| PROBLEM REQUIREMENTS |
Find every line in the records below that holds the word "Regierungsstraße", and copy it out.

Element data from apps and pages:
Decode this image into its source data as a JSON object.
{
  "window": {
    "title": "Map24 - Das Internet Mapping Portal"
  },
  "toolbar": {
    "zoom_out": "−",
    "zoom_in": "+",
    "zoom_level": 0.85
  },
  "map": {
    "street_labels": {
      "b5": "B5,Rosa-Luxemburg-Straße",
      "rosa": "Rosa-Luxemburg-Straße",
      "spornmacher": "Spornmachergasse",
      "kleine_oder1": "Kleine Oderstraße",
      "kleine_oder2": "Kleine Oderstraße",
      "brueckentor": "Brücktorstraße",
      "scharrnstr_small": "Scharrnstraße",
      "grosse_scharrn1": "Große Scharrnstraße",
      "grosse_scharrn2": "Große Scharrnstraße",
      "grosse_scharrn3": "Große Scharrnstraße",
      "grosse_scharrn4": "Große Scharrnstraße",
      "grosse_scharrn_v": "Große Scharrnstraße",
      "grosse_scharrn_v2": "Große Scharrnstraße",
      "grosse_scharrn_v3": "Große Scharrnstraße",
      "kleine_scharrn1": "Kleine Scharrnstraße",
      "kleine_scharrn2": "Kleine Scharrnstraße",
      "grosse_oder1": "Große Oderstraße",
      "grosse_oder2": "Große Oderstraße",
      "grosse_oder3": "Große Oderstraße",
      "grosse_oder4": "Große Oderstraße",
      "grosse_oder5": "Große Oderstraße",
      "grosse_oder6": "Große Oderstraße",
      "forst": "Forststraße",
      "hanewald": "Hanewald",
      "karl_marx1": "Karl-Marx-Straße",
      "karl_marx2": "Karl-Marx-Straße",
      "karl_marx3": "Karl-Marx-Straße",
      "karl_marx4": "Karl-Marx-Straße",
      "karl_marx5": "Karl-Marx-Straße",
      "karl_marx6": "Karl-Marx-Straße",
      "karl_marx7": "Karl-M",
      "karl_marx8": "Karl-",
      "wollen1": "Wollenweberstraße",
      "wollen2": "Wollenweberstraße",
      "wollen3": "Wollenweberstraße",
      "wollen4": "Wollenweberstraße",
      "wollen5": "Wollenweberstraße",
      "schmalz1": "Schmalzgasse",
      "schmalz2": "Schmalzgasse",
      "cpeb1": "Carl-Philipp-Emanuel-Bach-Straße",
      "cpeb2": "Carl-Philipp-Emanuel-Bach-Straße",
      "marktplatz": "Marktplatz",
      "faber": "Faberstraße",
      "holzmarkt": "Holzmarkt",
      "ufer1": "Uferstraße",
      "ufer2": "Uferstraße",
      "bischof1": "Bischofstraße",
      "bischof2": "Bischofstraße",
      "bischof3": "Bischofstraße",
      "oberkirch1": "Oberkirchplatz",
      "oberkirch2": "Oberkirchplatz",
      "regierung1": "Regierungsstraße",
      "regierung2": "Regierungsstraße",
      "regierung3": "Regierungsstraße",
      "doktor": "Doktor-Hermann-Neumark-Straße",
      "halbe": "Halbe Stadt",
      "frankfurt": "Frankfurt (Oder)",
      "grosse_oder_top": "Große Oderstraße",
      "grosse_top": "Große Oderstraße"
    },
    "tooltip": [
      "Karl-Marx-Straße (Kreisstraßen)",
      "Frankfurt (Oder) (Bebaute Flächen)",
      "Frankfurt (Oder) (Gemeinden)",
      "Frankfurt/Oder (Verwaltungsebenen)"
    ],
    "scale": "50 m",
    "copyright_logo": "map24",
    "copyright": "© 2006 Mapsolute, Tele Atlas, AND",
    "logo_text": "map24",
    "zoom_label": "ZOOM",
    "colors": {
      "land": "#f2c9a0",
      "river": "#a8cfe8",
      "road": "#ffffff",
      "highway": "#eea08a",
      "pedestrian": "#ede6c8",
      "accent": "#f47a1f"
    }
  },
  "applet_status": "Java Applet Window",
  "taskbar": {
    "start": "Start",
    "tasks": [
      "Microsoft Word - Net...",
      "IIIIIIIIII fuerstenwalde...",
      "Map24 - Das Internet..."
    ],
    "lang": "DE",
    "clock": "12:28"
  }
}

| EXPECTED ANSWER |
      "regierung1": "Regierungsstraße",
      "regierung2": "Regierungsstraße",
      "regierung3": "Regierungsstraße",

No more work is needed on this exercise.